PROMPT: Locate the string "title" throughout the material and copy every line in which it occurs.

SUPPLIED DATA:
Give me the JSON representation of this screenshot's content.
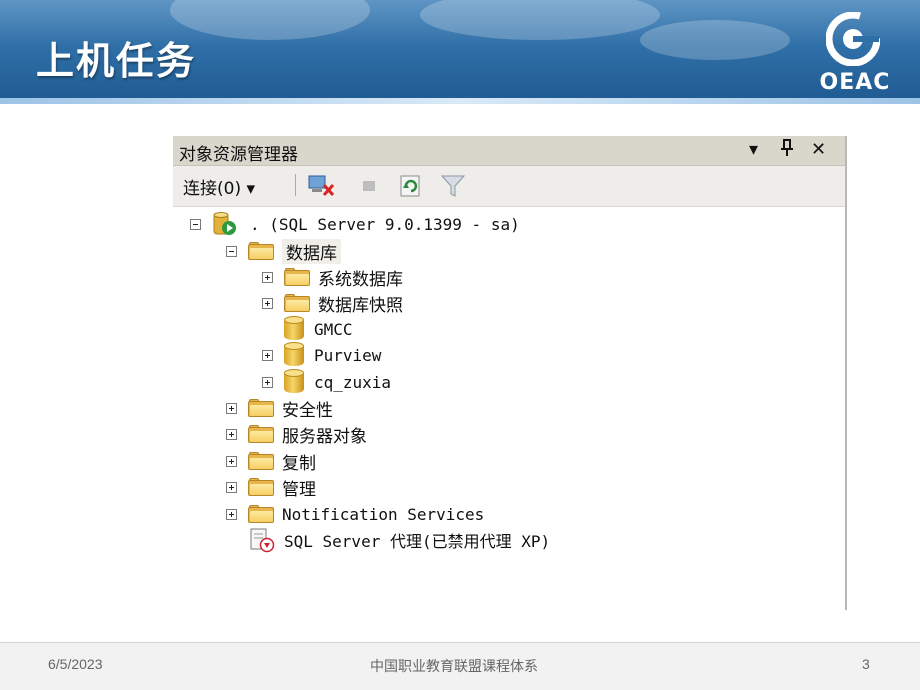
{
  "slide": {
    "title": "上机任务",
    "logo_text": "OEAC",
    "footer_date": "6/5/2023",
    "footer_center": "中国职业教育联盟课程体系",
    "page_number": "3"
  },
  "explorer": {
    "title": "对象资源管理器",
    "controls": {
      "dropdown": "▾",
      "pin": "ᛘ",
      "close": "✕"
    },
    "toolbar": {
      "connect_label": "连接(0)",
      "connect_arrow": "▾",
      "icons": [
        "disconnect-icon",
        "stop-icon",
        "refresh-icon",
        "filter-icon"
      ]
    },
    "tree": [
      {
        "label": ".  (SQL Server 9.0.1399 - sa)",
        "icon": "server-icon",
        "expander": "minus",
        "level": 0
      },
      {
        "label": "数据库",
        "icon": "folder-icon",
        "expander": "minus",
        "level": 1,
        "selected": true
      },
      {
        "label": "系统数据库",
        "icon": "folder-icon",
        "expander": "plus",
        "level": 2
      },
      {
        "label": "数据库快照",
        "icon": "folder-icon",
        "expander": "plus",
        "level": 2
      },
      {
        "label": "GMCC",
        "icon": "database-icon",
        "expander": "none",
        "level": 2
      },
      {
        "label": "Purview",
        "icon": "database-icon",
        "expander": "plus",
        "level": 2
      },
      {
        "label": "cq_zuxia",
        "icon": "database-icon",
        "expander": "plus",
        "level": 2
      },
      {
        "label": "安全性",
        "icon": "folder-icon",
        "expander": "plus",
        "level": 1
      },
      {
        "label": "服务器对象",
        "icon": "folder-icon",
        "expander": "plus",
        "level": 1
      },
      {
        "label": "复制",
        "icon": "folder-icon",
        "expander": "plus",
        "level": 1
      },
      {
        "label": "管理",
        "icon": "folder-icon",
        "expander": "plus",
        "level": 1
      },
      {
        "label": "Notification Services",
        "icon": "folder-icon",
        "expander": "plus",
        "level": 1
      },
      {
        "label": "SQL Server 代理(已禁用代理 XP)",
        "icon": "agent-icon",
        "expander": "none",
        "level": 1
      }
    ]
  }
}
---
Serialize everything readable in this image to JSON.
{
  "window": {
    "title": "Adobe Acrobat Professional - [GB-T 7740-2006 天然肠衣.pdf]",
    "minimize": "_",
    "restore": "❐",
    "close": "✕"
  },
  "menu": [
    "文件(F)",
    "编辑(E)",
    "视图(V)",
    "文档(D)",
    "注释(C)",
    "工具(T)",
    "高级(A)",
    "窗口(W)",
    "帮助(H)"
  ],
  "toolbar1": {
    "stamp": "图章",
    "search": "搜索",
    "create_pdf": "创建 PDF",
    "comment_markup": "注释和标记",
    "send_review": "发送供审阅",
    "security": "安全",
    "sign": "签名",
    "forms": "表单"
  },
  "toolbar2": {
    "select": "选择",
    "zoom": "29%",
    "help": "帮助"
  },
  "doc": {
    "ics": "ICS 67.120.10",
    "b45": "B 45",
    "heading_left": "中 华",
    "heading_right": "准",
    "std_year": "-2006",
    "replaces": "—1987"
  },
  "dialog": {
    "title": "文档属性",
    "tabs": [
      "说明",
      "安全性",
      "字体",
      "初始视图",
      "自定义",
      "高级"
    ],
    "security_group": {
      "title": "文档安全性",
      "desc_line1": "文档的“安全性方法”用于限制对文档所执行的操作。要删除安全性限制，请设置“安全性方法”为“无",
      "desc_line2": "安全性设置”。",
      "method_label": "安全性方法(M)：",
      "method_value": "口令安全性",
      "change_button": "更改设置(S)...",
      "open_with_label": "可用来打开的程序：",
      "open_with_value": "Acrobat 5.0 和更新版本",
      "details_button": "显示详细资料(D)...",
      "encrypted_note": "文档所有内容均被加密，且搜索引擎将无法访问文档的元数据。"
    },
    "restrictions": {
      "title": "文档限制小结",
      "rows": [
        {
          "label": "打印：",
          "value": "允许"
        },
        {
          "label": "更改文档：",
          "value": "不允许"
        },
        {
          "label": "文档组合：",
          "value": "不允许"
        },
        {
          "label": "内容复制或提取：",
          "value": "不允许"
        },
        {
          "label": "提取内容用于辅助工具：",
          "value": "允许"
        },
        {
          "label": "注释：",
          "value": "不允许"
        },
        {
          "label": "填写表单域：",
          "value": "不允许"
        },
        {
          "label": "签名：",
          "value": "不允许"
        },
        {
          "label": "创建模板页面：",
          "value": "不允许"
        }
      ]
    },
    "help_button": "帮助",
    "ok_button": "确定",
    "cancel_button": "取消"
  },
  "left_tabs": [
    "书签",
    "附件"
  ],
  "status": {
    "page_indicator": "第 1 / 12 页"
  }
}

ANSWER TO THE PROBLEM:
    "title": "上机任务",
    "title": "对象资源管理器",
    "title": "Adobe Acrobat Professional - [GB-T 7740-2006 天然肠衣.pdf]",
    "title": "文档属性",
      "title": "文档安全性",
      "title": "文档限制小结",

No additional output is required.